EDITOR NOTE: Looking back, it seems as if there was never a time when the world was not standing on the precipice of multiple crises. So, what is the UN talking about, and why the dire warning or concern of the next crisis? The world is much more interconnected these days and the leveraging of risk may spread faster as a result, but part of the problem we’re facing is that through centralization, risks and crises are no longer diversified. A proverbial infection on a domestic level, rapidly spreading throughout the entire global system thanks to its interconnected networks, can no longer be isolated and cut off. The United Nations is urging global leaders to buy into its solution entailing even greater centralization aimed at helping the world achieve economic, social, and environmental sustainability. This comes off as yet another angle on parallel lines with the Word Economic Forum and the International Monetary Fund--a means for an elite few to control the way governments and their citizens should think and act to establish a global village with its own system of order. And in the meantime, it increases the world’s fragilities toward risk, crises, and potential destruction.
Former U.N. Secretary-General Ban Ki-moon has spoken of the multiple disasters the world is currently facing, which have only been accentuated by the ongoing coronavirus pandemic.
Ban, who led the U.N. from 2007-2016, called on global leaders to raise their ambition in order to avoid failures on a range of different issues, including climate change and the scarcity of water.
“There are still 2 billion people who lack safe drinking water, more than 1.5 billion people who do not have electricity and there are more than 60 million schoolchildren who do not go to school, even elementary school ... This is sad, this is really heartbreaking,” Ban told CNBC’s “Sustainable Future” in March, speaking around World Water Day.
“We are standing on the precipice of all these crises ... I hope that global leaders should have far-reaching global visions, that we are in this world together, we are all in this together, otherwise, we will all be a failure. Therefore, I’m really urging political leaders to do their best, lead by example,” he added.
Ban said the coming 10 years would be crucially important for global leaders to work on the U.N.’s Sustainable Development Goals. These are 17 targets created by the New York-based organization which are a call for action on economic, social and environmental sustainability by the year 2030.

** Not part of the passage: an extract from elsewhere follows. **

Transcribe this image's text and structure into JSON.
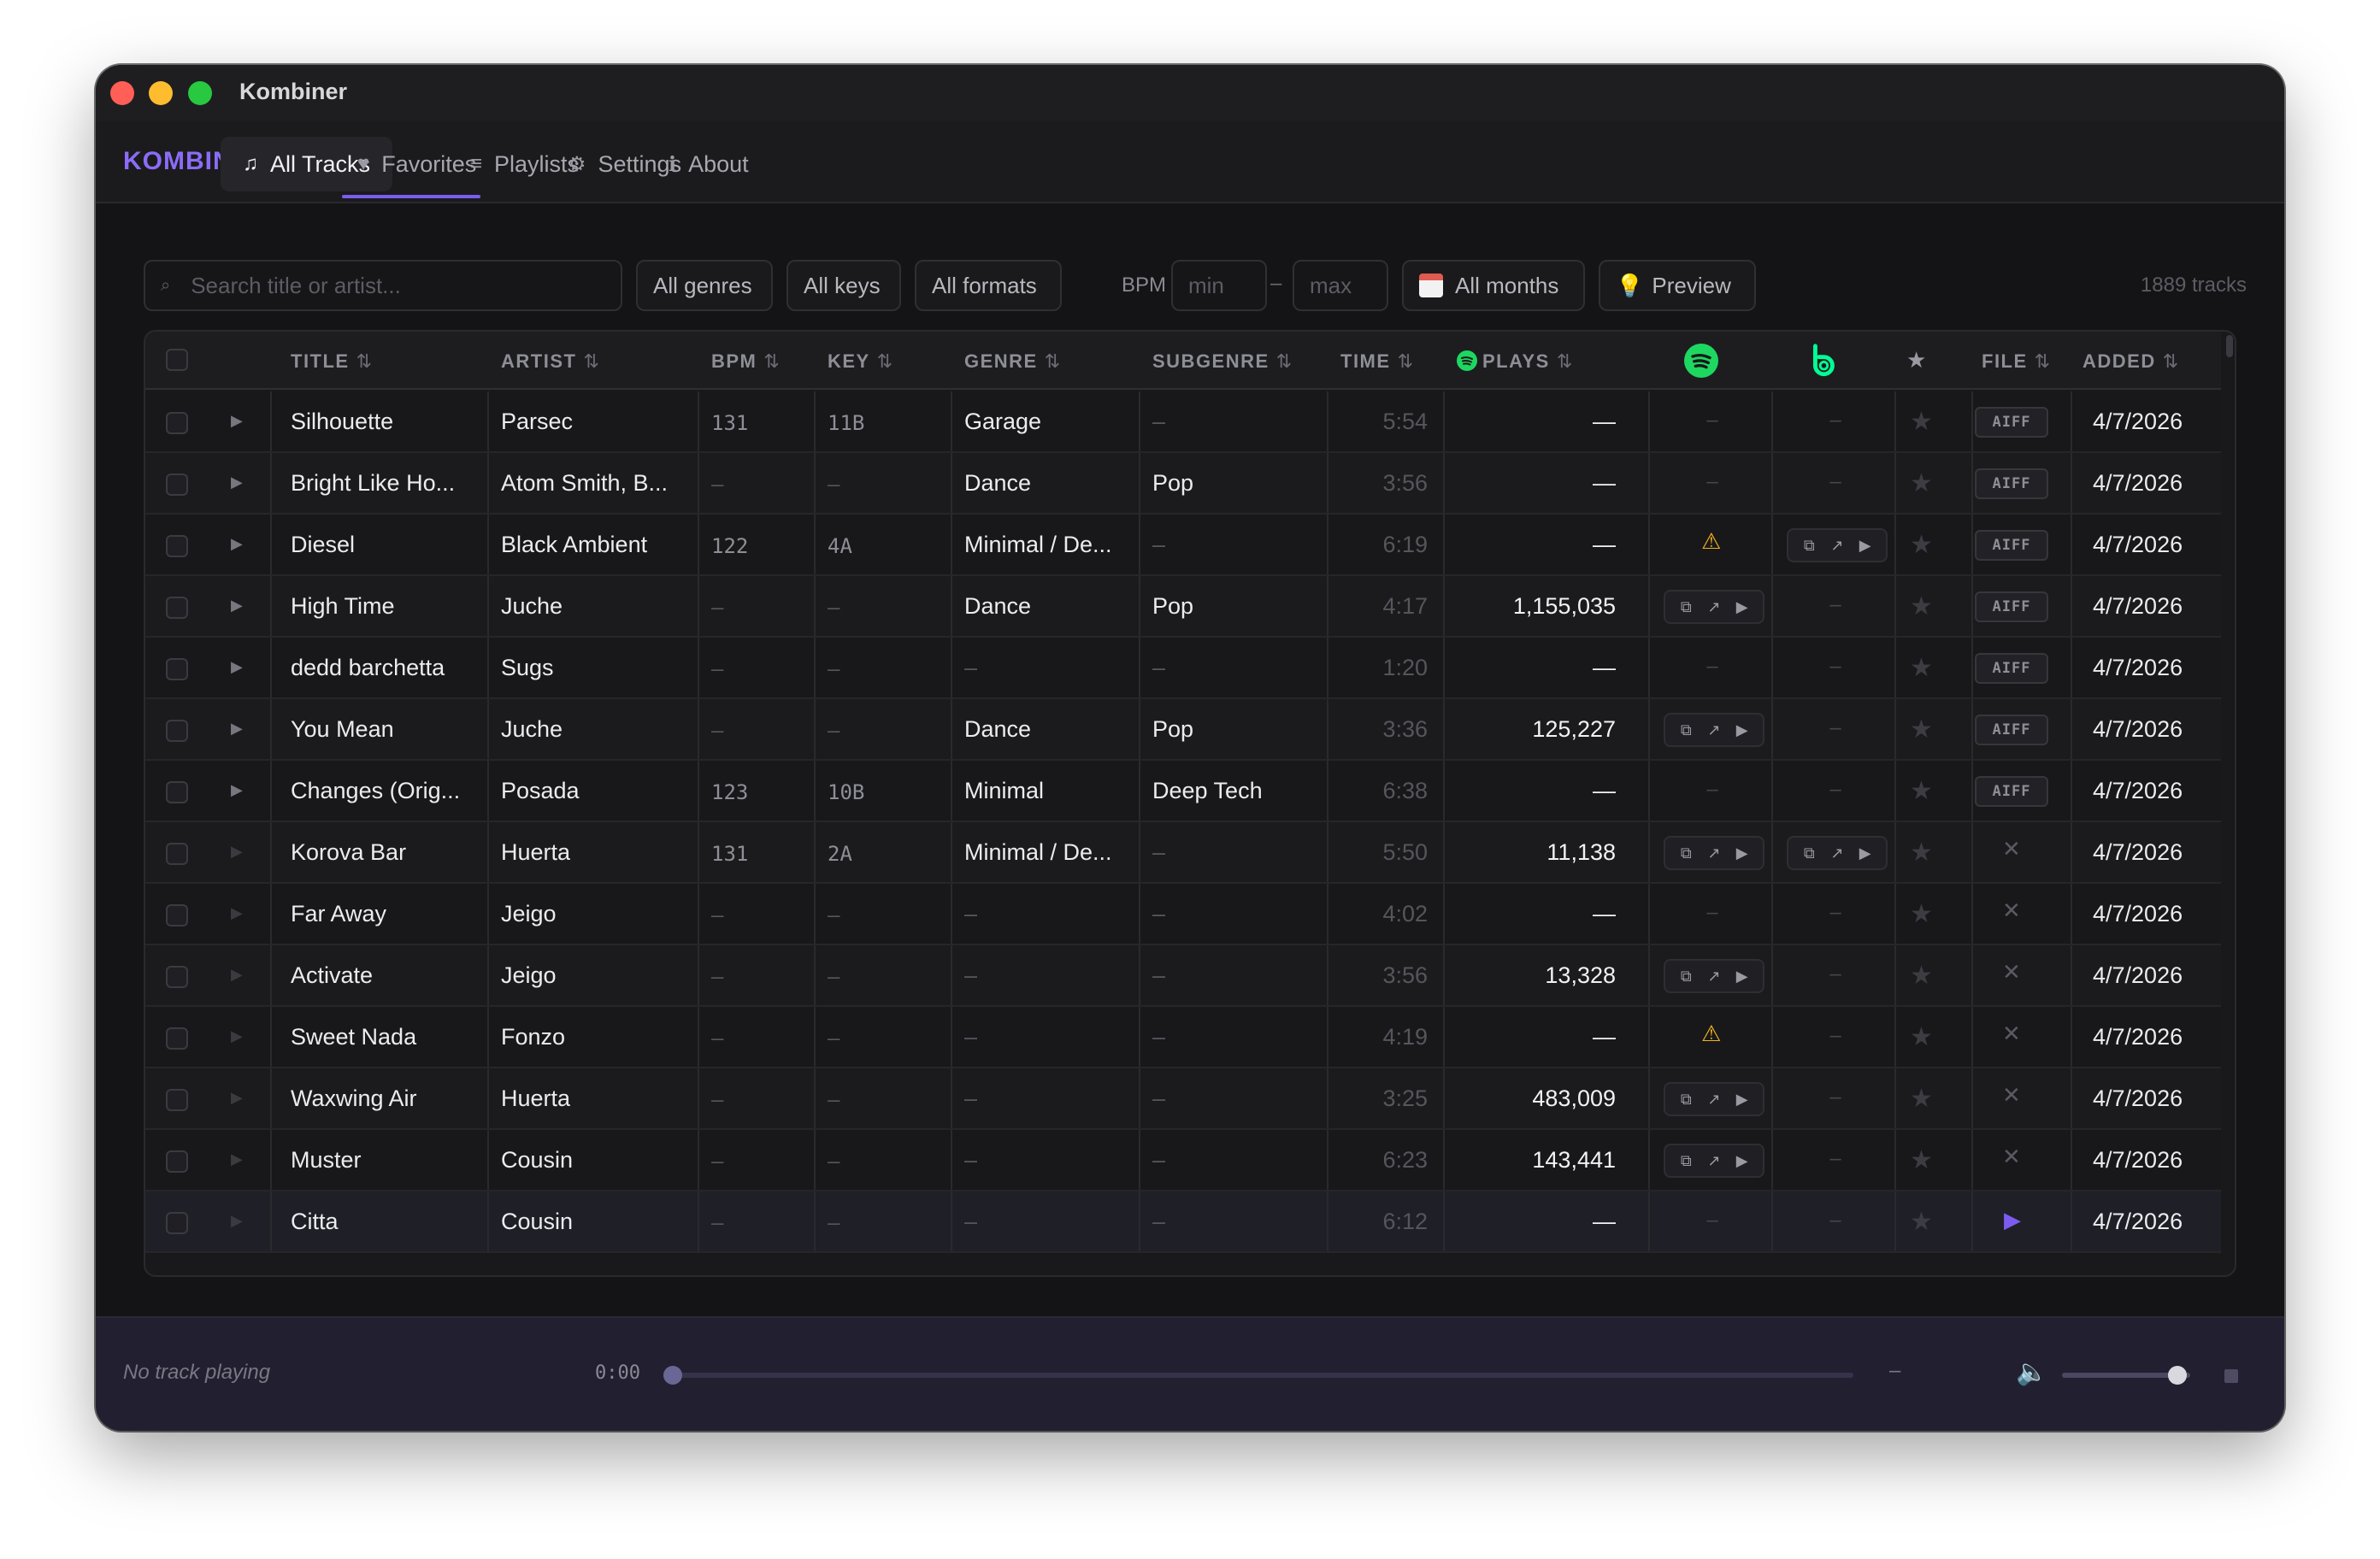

Narrowing it down, he said that the ongoing Covid-19 crisis had further highlighted the impact of a global water shortage.
“The pandemic of course has thrown a spotlight on this issue and it has also really demonstrated that water is a connecting thread linking the myriad of impacts of our crises, whether that’s around infectious diseases or food security, the last year has seen us experience all of them,” he said.
“When trillions of dollars are being spent for controlling the coronavirus, I think we need to see a bigger, bigger picture, investing wisely in water, that will really help our life. That’s one of the most important urgent items of (the) Sustainable Development Goals now,” he added.
Ban was speaking alongside the CEO of the Global Center for Adaptation, Patrick Verkooijen. Ban is also the chair of the GCA, which describes itself as a “solutions broker to accelerate, innovate and scale adaptation action for a climate-resilient world.”
Verkooijen told CNBC that the pandemic had been a “wake-up call.” “We are utterly unprepared for the next crisis, the climate emergency ... 90% of all natural disasters are water related, more floods, more droughts, more storms, more fires. In the last two decades, these climate disasters have doubled. Half a million people lost their lives and over 2 trillion in economic losses,” he said.
“In 2017, three storms cost the United States economy $265 billion. Last year in 2020, one storm, over $55 billion in economic losses. I think (U.S. Special Presidential Envoy for Climate) John Kerry said it very well, we have now crossed the point that investing in prevention is much more effective than cleaning up afterwards. That’s why investing in water and climate adaptation is the way to go,” he added.
Ban, who led efforts for the signing of the Paris Agreement for Climate Change in 2015, said that action on addressing all these issues needed to be sped up.
“We have to really expedite and raise the ambition level particularly by political leaders ... People know that climate change is very important, very serious and needs urgent action,” told CNBC.
“But at the same time, we have to take care of all the food shortages and gender empowerment, water shortages, quality education, resilient cities.”
Originally posted on CNBC